WORK TASK:
Copy every entry word for word. Skip the pictures.

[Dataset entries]
= Beginning of Section =

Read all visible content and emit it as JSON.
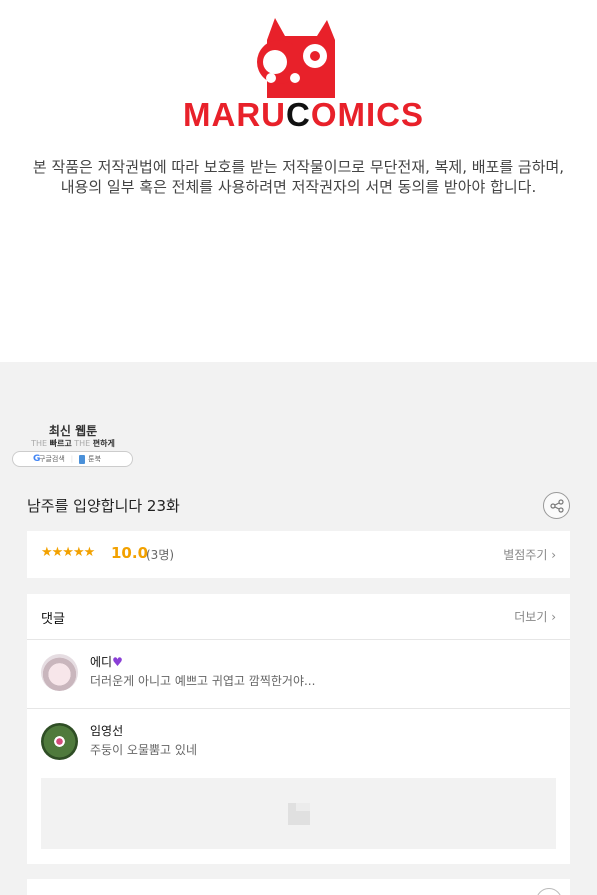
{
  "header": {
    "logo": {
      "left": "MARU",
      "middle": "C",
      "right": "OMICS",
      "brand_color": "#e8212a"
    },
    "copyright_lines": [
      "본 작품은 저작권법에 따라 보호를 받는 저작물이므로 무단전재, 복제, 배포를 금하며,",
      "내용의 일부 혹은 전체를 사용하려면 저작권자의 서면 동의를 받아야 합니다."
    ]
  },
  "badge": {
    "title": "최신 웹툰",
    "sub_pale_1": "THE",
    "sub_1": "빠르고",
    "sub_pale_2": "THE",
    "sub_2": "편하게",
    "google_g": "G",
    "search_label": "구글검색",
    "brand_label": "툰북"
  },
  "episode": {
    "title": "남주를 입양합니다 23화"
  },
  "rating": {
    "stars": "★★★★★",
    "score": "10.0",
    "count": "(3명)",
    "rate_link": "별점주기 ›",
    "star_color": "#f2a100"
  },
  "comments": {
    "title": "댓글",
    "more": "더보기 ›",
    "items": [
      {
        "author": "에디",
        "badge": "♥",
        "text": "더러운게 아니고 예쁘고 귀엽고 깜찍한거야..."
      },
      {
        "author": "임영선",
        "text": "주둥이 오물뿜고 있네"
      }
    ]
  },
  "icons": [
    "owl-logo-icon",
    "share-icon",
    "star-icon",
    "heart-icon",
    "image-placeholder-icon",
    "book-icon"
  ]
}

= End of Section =

YOUR SOLUTION:
Read all visible content and emit it as JSON.
{
  "header": {
    "logo": {
      "left": "MARU",
      "middle": "C",
      "right": "OMICS",
      "brand_color": "#e8212a"
    },
    "copyright_lines": [
      "본 작품은 저작권법에 따라 보호를 받는 저작물이므로 무단전재, 복제, 배포를 금하며,",
      "내용의 일부 혹은 전체를 사용하려면 저작권자의 서면 동의를 받아야 합니다."
    ]
  },
  "badge": {
    "title": "최신 웹툰",
    "sub_pale_1": "THE",
    "sub_1": "빠르고",
    "sub_pale_2": "THE",
    "sub_2": "편하게",
    "google_g": "G",
    "search_label": "구글검색",
    "brand_label": "툰북"
  },
  "episode": {
    "title": "남주를 입양합니다 23화"
  },
  "rating": {
    "stars": "★★★★★",
    "score": "10.0",
    "count": "(3명)",
    "rate_link": "별점주기 ›",
    "star_color": "#f2a100"
  },
  "comments": {
    "title": "댓글",
    "more": "더보기 ›",
    "items": [
      {
        "author": "에디",
        "badge": "♥",
        "text": "더러운게 아니고 예쁘고 귀엽고 깜찍한거야..."
      },
      {
        "author": "임영선",
        "text": "주둥이 오물뿜고 있네"
      }
    ]
  },
  "icons": [
    "owl-logo-icon",
    "share-icon",
    "star-icon",
    "heart-icon",
    "image-placeholder-icon",
    "book-icon"
  ]
}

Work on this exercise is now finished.